Affiliations: [a] SurveyMonkey, Palo Alto, CA, USA | [b] Princeton University, Princeton, NJ, USA | [c] University of Michigan, Michigan, Ann Arbor, MI, USA
Corresponding author: Noble Kuriakose, SurveyMonkey, Palo Alto, CA, USA. E-mail:firstname.lastname@example.org
Abstract: Fraud in survey research can take many forms, but a common form is through duplication of valid interviews. Duplication of a valid interview has a number of advantages: expected relationships between the variables will hold across the data set and, if done across a number of interviews, this approach can evade many standard techniques to detect fraud such as straight-lining analysis and the application of Benford's law. In this paper, we consider the likelihood of encountering near duplicates in survey data, suggest methods to fingerprint suspicious observations, report on our analysis of over 1,000 publicly available survey datasets and argue that nearly one in five widely used country-year surveys surveys from major international data sets have exact or near duplicates in excess of 5% of observations.
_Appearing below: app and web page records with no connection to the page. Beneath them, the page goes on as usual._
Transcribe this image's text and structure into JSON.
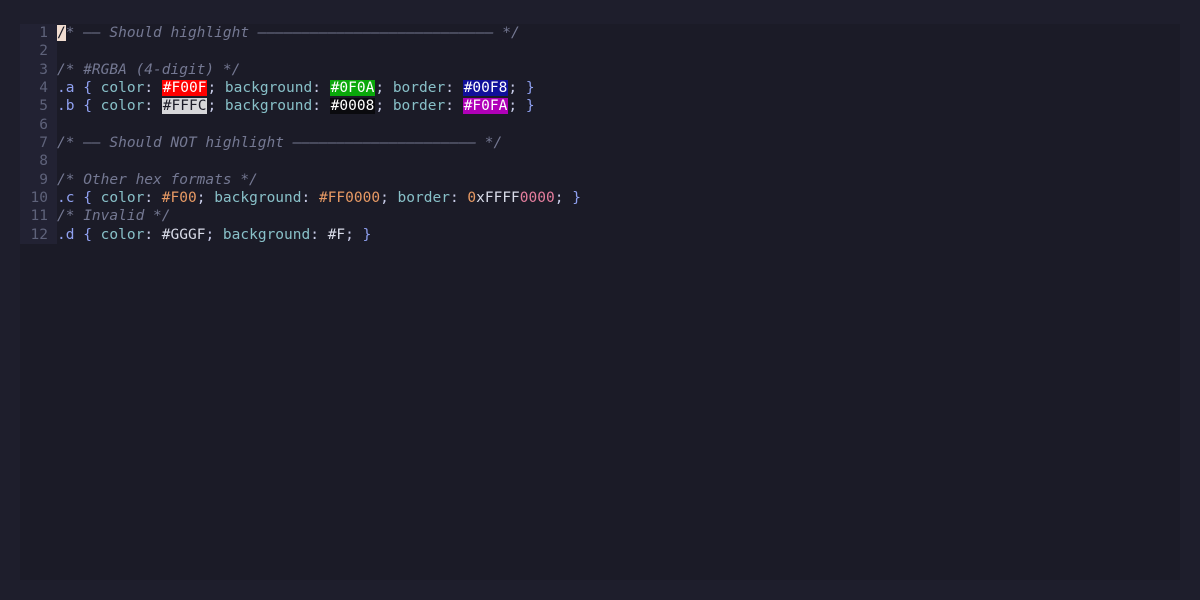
{
  "editor": {
    "lines": [
      {
        "n": "1",
        "tokens": [
          {
            "t": "/",
            "c": "t-cursor"
          },
          {
            "t": "* —— Should highlight ——————————————————————————— */",
            "c": "t-comment"
          }
        ]
      },
      {
        "n": "2",
        "tokens": []
      },
      {
        "n": "3",
        "tokens": [
          {
            "t": "/* #RGBA (4-digit) */",
            "c": "t-comment"
          }
        ]
      },
      {
        "n": "4",
        "tokens": [
          {
            "t": ".a",
            "c": "t-selector"
          },
          {
            "t": " { ",
            "c": "t-brace"
          },
          {
            "t": "color",
            "c": "t-prop"
          },
          {
            "t": ": ",
            "c": "t-punct"
          },
          {
            "t": "#F00F",
            "c": "sw",
            "bg": "#ff0000",
            "fg": "#ffffff"
          },
          {
            "t": "; ",
            "c": "t-punct"
          },
          {
            "t": "background",
            "c": "t-prop"
          },
          {
            "t": ": ",
            "c": "t-punct"
          },
          {
            "t": "#0F0A",
            "c": "sw",
            "bg": "#0aa80a",
            "fg": "#ffffff"
          },
          {
            "t": "; ",
            "c": "t-punct"
          },
          {
            "t": "border",
            "c": "t-prop"
          },
          {
            "t": ": ",
            "c": "t-punct"
          },
          {
            "t": "#00F8",
            "c": "sw",
            "bg": "#10109a",
            "fg": "#ffffff"
          },
          {
            "t": "; ",
            "c": "t-punct"
          },
          {
            "t": "}",
            "c": "t-brace"
          }
        ]
      },
      {
        "n": "5",
        "tokens": [
          {
            "t": ".b",
            "c": "t-selector"
          },
          {
            "t": " { ",
            "c": "t-brace"
          },
          {
            "t": "color",
            "c": "t-prop"
          },
          {
            "t": ": ",
            "c": "t-punct"
          },
          {
            "t": "#FFFC",
            "c": "sw",
            "bg": "#d7d7da",
            "fg": "#1b1b27"
          },
          {
            "t": "; ",
            "c": "t-punct"
          },
          {
            "t": "background",
            "c": "t-prop"
          },
          {
            "t": ": ",
            "c": "t-punct"
          },
          {
            "t": "#0008",
            "c": "sw",
            "bg": "#0a0a0e",
            "fg": "#ffffff"
          },
          {
            "t": "; ",
            "c": "t-punct"
          },
          {
            "t": "border",
            "c": "t-prop"
          },
          {
            "t": ": ",
            "c": "t-punct"
          },
          {
            "t": "#F0FA",
            "c": "sw",
            "bg": "#b000b8",
            "fg": "#ffffff"
          },
          {
            "t": "; ",
            "c": "t-punct"
          },
          {
            "t": "}",
            "c": "t-brace"
          }
        ]
      },
      {
        "n": "6",
        "tokens": []
      },
      {
        "n": "7",
        "tokens": [
          {
            "t": "/* —— Should NOT highlight ————————————————————— */",
            "c": "t-comment"
          }
        ]
      },
      {
        "n": "8",
        "tokens": []
      },
      {
        "n": "9",
        "tokens": [
          {
            "t": "/* Other hex formats */",
            "c": "t-comment"
          }
        ]
      },
      {
        "n": "10",
        "tokens": [
          {
            "t": ".c",
            "c": "t-selector"
          },
          {
            "t": " { ",
            "c": "t-brace"
          },
          {
            "t": "color",
            "c": "t-prop"
          },
          {
            "t": ": ",
            "c": "t-punct"
          },
          {
            "t": "#F00",
            "c": "t-hex"
          },
          {
            "t": "; ",
            "c": "t-punct"
          },
          {
            "t": "background",
            "c": "t-prop"
          },
          {
            "t": ": ",
            "c": "t-punct"
          },
          {
            "t": "#FF0000",
            "c": "t-hex"
          },
          {
            "t": "; ",
            "c": "t-punct"
          },
          {
            "t": "border",
            "c": "t-prop"
          },
          {
            "t": ": ",
            "c": "t-punct"
          },
          {
            "t": "0",
            "c": "t-hex"
          },
          {
            "t": "xFFFF",
            "c": "t-plain"
          },
          {
            "t": "0000",
            "c": "t-pink"
          },
          {
            "t": "; ",
            "c": "t-punct"
          },
          {
            "t": "}",
            "c": "t-brace"
          }
        ]
      },
      {
        "n": "11",
        "tokens": [
          {
            "t": "/* Invalid */",
            "c": "t-comment"
          }
        ]
      },
      {
        "n": "12",
        "tokens": [
          {
            "t": ".d",
            "c": "t-selector"
          },
          {
            "t": " { ",
            "c": "t-brace"
          },
          {
            "t": "color",
            "c": "t-prop"
          },
          {
            "t": ": ",
            "c": "t-punct"
          },
          {
            "t": "#GGGF",
            "c": "t-plain"
          },
          {
            "t": "; ",
            "c": "t-punct"
          },
          {
            "t": "background",
            "c": "t-prop"
          },
          {
            "t": ": ",
            "c": "t-punct"
          },
          {
            "t": "#F",
            "c": "t-plain"
          },
          {
            "t": "; ",
            "c": "t-punct"
          },
          {
            "t": "}",
            "c": "t-brace"
          }
        ]
      }
    ]
  }
}
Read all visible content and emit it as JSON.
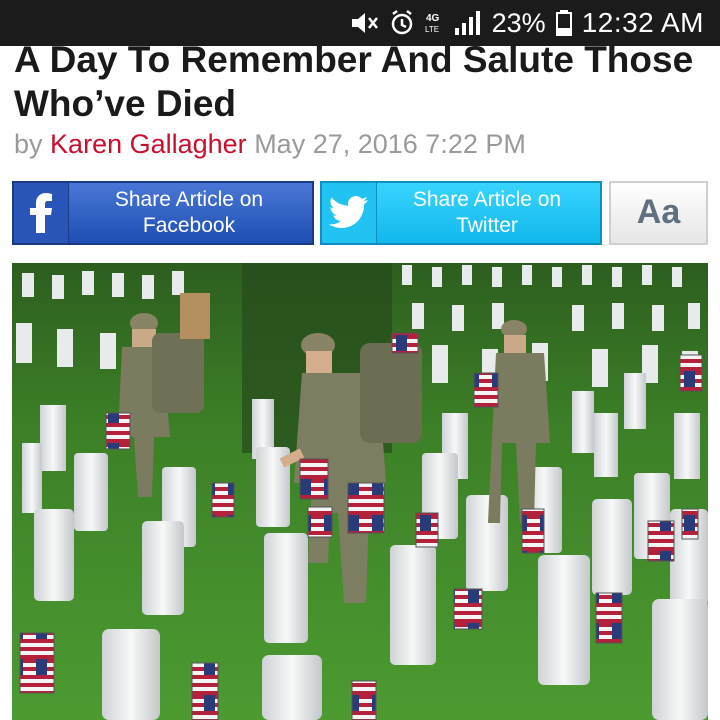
{
  "status_bar": {
    "battery": "23%",
    "time": "12:32 AM",
    "network": "4G LTE",
    "icons": [
      "mute-icon",
      "alarm-icon",
      "network-4g-icon",
      "signal-icon",
      "battery-icon"
    ]
  },
  "article": {
    "title": "A Day To Remember And Salute Those Who’ve Died",
    "by": "by",
    "author": "Karen Gallagher",
    "date": "May 27, 2016 7:22 PM"
  },
  "share": {
    "facebook": {
      "line1": "Share Article on",
      "line2": "Facebook",
      "icon": "facebook-icon"
    },
    "twitter": {
      "line1": "Share Article on",
      "line2": "Twitter",
      "icon": "twitter-icon"
    },
    "text_size": "Aa"
  },
  "photo": {
    "subject": "soldiers-placing-flags-cemetery"
  },
  "colors": {
    "statusbar": "#1b1b1b",
    "author": "#c8102e",
    "facebook": "#2a55b8",
    "twitter": "#22c2f2",
    "grass": "#3f8a2a"
  }
}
Keywords: Public opinion surveys, duplication, fraud, data falsification, international surveys, data quality